Between $1 billion and $9.3 billion—that's the range a California jury will have to consider in a trial to determine how much Google should pay in damages if it finds the company violated Oracle's Java copyrights.
Oracle sued Google in 2010 for using certain Java application programming interfaces (APIs) in its Android mobile operating system without first obtaining a license for the technology from Oracle. At the time, Oracle sought $1 billion in damages from Google.
The case first went to trial in 2012 and ended with a jury deciding that Google had infringed on Oracle's APIs, but it remained undecided on whether that infringement constituted fair use of Oracle's technology. The trial judge in the case later ruled that the specific Java APIs at the center of the controversy did not have copyright protections and that Google therefore had not infringed on anything.

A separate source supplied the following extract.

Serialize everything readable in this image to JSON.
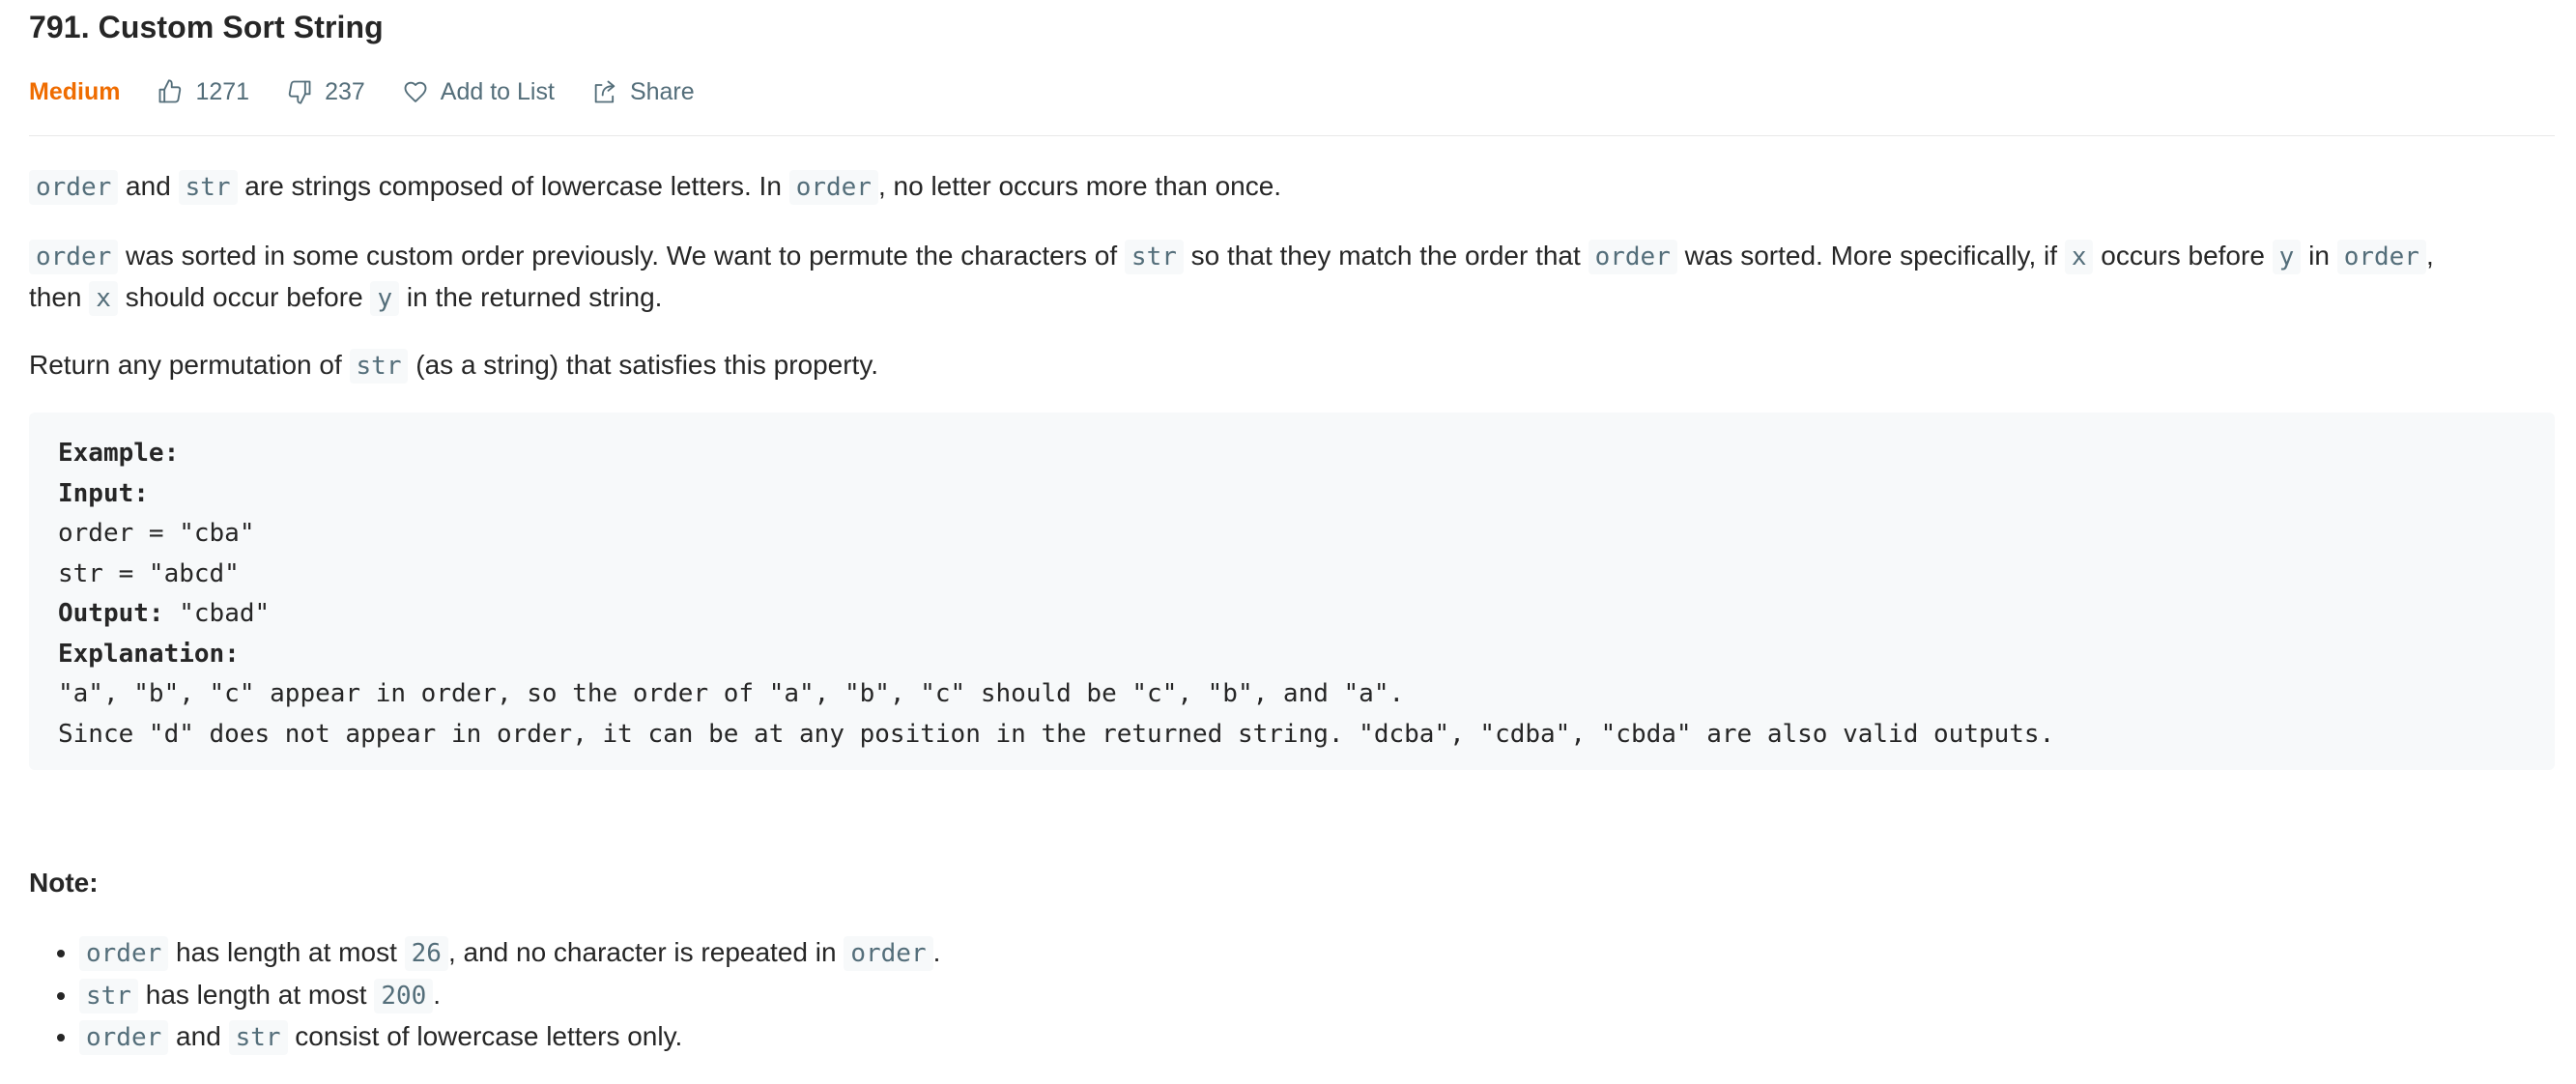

In 2014 a federal appeals court, however, reversed that ruling and held that the Oracle APIs were protected under the Copyright Act, but the appellate court left it up to the lower court to decide if Google's actions constituted fair use as defined under the Copyright Act.
Google, with the support of a large number of technology companies and rights groups, appealed that ruling to the U.S. Supreme Court, which in 2015 however, refused to review the case.
A second trial on whether Google's use of the Java APIs constituted fair use is now scheduled to begin May 9.
And Ocean Tomo, a company hired by Oracle to estimate damages in the case, asserts that Google now owes $9.3 billion in damages, or more than nine times the previous estimate.
A recent report by the firm, filed with the U.S. District Court for the Northern District of California argues that Oracle is owed $475 million in actual damages and some $8.83 billion in profits that Google made from its allegedly illegal use of Oracle's intellectual property.
The company says the estimate is based on several factors including the fact that the IP in question was critically important to the timing of Google's launch of the Android platform and the fact that Google has profited enormously from its use of the technology.
If Google had not infringed on Oracle's copyright, Sun Microsystems, which originally developed the Java language before Oracle acquired it in 2010, would have generated more revenue from the technology and could have potentially introduced or licensed a successful mobile platform, Ocean Tomo argued.
Predictably, Google has pushed back strongly on the damage estimates by Ocean Tomo arguing in its court filings that it "fails to offer anything resembling an expert analysis."
The "allegedly infringing material makes up a mere fraction of a percent of code in the complex Android smartphone platform," Google lawyers argued in a court brief filed in response to Ocean Tomo's damage estimates.
The Google brief challenges Ocean Tomo's assertion that Oracle—via its Sun acquisition—would have made a successful run at the mobile market, but for the alleged IP theft. It dismissed outright the company's suggestion that all of Google profits from its Android platform was somehow directly the result of its using the less than one percent of the code it allegedly used without a license.
"This is chicanery designed to trick the jury and give them an alternative basis to arrive at a huge damages award, based on no evidence or analysis," the company's lawyers claimed.
Many see the final outcome in the case as having enormous implications for the industry as whole. Google and many others have argued that APIs are critical to enabling communications between applications and that granting a copyright for any API would make it that much harder for developers to write applications that are capability of integrating and interoperating with other apps.